(Nick Galifianakis/The Washington Post)

Dear Carolyn: I’m a 40-something guy, married with three kids. My best friend/college buddy married a few years back, had his first kid a year ago. We’re practically brothers. Talk all the time. But due to family obligations we don’t get together much.

His wife shows zero interest in having a relationship with my family despite my being a longtime friend of her husband. When I try to arrange something, they’re always “busy” or we live “too far” (30 miles away). Yet, his wife will drag him and his daughter to all sorts of events and get-togethers — with her friends.

I have raised the issue. In my opinion, guys get to do this once before the other says, “Dude, let it go.” So, I have. But I worry about our long-term relationship since his wife is, well, rude, and find her lack of interest in the family of her husband’s best friend offensive.

I get the impression my buddy doesn’t want to upset the apple cart at home, but I don’t bother trying to get together anymore because of his childish wife. Too bad. Thoughts?

Best Friend

Best Friend: Thought No. 1: You and I have different definitions of “practically brothers.” A brother is lifelong. A possessive wife, if that’s indeed what your friendship is up against, isn’t necessarily so.

Thought No. 2: You might be right that the wife is “rude” and he’s meekly compliant, but you’re really just guessing, no? Because other possible explanations fit the same set of facts. Maybe his wife is abusive and she’s isolating him from his support network, a classic abuser’s move. Or, maybe she just doesn’t like you, and he (a) understands her reasons and/or (b) feels his loyalty must be to her. Or, maybe it’s not her fault, and he’s the one stepping back from your friendship as his life undergoes profound change.

Your certainty in seeing the wife’s childishness as the culprit here is no doubt comforting, but what you have is the illusion of certainty, and that can lead to misplaced blame and choices that undermine your intent.

Thought No. 3: Declaring war on his wife, even just in your own mind, is not the way to stay relevant.

Thought No. 4: You have every right to feel hurt — that your friend is blowing you off, that he went ahead and married someone who doesn’t respect your friendship, that he’s using flimsy excuses instead of telling you whatever truth there is to tell — but hurt feelings make terrible drivers. Hurt feelings say, “Fine, I won’t bother trying to see him!,” when logic might suggest a steelier-nerved, “Something seems off, so I’ll stay close and stand by.”

So please back yourself off the emotional reactions, and anchor yourself to facts. Practically brothers + his newish marriage and child + his ongoing openness to talking to you “all the time” (right?) + his cheap excuses not to come see you = stay close in the way he’s still allowing you to. It’s bad for your ego, maybe, but better over the long term — for the sole reason that it leaves room for the truth to come out. See what changes, see what reveals itself, then see what you need — or what he needs from you.
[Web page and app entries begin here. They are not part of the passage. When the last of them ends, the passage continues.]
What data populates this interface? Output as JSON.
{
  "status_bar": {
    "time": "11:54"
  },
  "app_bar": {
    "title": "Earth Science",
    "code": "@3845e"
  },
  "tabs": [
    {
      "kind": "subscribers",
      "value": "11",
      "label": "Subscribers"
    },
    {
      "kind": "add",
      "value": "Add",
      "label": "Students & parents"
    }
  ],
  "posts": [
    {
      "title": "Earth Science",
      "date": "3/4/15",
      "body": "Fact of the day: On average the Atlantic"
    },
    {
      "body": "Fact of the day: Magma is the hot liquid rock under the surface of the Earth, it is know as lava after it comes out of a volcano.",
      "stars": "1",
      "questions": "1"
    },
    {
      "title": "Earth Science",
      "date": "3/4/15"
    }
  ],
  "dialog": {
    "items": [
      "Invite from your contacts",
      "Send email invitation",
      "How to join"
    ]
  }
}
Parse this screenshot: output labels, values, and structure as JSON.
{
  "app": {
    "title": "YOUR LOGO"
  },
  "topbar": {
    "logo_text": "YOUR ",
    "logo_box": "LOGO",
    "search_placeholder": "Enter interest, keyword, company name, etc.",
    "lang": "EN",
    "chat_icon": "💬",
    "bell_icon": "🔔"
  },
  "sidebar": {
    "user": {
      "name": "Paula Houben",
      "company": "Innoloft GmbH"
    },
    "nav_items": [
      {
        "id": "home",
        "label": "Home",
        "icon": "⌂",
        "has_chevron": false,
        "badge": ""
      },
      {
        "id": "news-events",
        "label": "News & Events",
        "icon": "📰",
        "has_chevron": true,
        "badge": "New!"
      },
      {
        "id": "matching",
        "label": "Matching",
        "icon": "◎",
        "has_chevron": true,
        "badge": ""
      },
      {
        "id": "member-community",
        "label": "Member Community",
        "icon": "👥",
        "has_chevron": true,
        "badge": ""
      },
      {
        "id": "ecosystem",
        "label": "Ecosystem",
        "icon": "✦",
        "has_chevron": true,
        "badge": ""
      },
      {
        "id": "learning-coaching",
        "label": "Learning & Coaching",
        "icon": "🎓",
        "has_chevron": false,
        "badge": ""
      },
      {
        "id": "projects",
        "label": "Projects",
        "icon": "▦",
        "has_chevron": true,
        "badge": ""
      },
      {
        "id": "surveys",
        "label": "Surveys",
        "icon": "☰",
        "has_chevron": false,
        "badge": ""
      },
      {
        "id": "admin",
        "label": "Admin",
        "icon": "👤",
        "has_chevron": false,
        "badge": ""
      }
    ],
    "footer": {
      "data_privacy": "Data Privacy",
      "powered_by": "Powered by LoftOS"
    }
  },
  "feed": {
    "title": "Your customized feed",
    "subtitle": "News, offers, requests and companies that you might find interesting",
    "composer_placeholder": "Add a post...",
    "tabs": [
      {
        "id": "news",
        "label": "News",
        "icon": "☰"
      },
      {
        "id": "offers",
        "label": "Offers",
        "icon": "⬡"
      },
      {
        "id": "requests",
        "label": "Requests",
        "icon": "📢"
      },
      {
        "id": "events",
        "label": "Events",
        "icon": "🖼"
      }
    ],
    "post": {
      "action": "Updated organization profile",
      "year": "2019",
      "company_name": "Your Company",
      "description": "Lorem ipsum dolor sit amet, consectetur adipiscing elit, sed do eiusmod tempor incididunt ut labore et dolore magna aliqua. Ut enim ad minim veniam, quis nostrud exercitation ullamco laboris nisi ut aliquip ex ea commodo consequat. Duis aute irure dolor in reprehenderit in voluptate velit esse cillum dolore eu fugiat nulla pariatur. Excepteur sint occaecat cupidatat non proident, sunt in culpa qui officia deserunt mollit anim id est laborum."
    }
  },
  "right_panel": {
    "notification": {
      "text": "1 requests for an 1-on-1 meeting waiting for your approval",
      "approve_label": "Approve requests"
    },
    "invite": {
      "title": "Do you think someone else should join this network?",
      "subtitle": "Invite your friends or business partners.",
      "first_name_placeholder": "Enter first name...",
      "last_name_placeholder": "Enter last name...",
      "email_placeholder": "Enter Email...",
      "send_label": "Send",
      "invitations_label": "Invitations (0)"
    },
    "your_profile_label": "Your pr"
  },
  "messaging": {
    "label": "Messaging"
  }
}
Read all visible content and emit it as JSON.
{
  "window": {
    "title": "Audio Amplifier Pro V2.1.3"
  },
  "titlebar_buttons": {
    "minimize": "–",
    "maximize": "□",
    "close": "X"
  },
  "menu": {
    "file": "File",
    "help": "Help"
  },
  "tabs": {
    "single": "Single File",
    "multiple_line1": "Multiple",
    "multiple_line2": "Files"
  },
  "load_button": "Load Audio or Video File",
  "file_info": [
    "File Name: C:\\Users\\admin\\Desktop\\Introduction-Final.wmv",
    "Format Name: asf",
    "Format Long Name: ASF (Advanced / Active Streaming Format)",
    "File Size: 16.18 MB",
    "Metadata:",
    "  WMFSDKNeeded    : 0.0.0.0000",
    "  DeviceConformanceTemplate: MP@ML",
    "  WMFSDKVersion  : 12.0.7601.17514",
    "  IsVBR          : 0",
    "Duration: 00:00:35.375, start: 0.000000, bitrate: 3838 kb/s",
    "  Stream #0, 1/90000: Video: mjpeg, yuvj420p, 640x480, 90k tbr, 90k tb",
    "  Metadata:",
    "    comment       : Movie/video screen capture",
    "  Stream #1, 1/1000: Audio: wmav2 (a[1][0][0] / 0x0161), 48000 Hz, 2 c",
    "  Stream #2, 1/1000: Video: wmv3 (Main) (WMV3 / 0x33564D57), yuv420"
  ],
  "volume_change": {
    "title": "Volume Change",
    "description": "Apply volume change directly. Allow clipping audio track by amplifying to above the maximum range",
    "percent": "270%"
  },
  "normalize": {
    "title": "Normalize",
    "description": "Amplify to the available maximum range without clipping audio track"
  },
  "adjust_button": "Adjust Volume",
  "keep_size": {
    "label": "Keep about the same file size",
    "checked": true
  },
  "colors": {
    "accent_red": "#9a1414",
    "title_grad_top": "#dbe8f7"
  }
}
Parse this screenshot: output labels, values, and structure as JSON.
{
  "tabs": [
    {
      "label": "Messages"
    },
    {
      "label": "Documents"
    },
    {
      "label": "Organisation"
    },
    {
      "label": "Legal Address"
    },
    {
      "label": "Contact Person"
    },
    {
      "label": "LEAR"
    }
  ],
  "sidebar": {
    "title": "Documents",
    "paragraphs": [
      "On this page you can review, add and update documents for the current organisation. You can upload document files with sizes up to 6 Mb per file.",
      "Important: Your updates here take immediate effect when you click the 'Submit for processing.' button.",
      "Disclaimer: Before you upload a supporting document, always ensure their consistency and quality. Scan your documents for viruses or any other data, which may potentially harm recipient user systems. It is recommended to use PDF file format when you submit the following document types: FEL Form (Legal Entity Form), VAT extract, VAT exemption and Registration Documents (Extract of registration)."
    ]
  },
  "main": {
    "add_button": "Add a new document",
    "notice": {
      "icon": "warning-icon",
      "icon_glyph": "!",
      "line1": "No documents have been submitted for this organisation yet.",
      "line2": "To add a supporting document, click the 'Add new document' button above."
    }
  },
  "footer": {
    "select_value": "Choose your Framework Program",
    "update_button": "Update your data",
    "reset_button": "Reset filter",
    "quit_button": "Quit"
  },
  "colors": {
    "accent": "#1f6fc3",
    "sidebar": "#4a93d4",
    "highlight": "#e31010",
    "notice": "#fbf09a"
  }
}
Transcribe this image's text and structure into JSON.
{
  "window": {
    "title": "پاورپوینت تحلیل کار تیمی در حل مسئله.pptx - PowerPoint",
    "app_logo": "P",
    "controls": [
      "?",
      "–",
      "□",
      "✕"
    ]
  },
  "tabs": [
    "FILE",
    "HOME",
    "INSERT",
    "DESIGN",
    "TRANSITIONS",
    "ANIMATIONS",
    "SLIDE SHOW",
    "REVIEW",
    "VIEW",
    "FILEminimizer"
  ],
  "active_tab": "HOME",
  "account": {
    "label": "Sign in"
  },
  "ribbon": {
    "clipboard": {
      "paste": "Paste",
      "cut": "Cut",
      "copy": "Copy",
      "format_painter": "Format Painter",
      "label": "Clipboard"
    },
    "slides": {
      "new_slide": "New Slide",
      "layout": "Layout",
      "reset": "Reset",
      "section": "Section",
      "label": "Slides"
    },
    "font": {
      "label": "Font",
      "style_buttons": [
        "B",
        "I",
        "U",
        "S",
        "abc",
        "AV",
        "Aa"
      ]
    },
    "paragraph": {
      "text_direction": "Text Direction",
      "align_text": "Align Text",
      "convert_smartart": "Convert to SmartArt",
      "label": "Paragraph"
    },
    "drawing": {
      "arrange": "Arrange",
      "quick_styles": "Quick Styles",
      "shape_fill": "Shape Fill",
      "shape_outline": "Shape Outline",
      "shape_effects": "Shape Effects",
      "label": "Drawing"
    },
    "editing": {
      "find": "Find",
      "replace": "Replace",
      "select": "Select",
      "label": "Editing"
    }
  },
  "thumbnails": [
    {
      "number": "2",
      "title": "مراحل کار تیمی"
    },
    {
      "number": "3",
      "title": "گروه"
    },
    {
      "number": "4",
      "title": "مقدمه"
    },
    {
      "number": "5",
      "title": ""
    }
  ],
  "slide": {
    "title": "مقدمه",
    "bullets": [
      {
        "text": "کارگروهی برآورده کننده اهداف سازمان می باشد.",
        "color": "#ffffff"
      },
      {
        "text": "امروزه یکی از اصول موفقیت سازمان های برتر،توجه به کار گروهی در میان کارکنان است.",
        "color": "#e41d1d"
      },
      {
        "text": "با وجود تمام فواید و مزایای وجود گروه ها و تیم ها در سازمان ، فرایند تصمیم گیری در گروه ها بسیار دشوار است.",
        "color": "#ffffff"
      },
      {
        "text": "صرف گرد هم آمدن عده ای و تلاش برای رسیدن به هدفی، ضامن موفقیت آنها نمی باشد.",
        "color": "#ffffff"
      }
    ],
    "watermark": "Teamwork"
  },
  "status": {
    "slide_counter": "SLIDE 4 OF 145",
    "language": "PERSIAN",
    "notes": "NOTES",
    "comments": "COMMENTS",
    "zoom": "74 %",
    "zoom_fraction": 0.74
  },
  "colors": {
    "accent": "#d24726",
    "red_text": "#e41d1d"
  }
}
Hi, Carolyn: So my sister and I are not very close. We’ve had a frosty relationship for years. A short time ago, she lost her baby girl at 39 weeks due to an umbilical cord accident. It was devastating.

I’ve done my best to be supportive by giving them money to help offset expenses, texting occasionally . . . and that’s about it. It’s so hard to talk about and the fact that we are not close doesn’t help much.

Is there anything else I should be doing? My parents keep harping on me to call her but we never talk on the phone, maybe once a year at Easter. I don’t really know what to do or say to her. Any advice?


Anonymous: Yes, there is something else you should be doing. Calling her.

You’re making excuses not to do the difficult thing, and all that usually accomplishes is to make things even more difficult later. What are you going to say, after all, when you have next year’s annual Easter conversation? “Sorry I never called when your baby died; I feel safer with just our one annual talk”?

You have the right word in “devastating.” Devastation means your old script goes in the shredder.

She might not want to talk to you, of course. But don’t assume that; learn that by making the effort. Call her and — if she even picks up — tell her you think about her all the time, and then ask whether this is a good time to talk or if she’d rather you called another time. That gives her either the easiest possible out, if that’s what she wants — or your time and sympathy, if that turns out to be what she needs.

Write to Carolyn Hax at tellme@washpost.com. Get her column delivered to your inbox each morning at bit.ly/haxpost.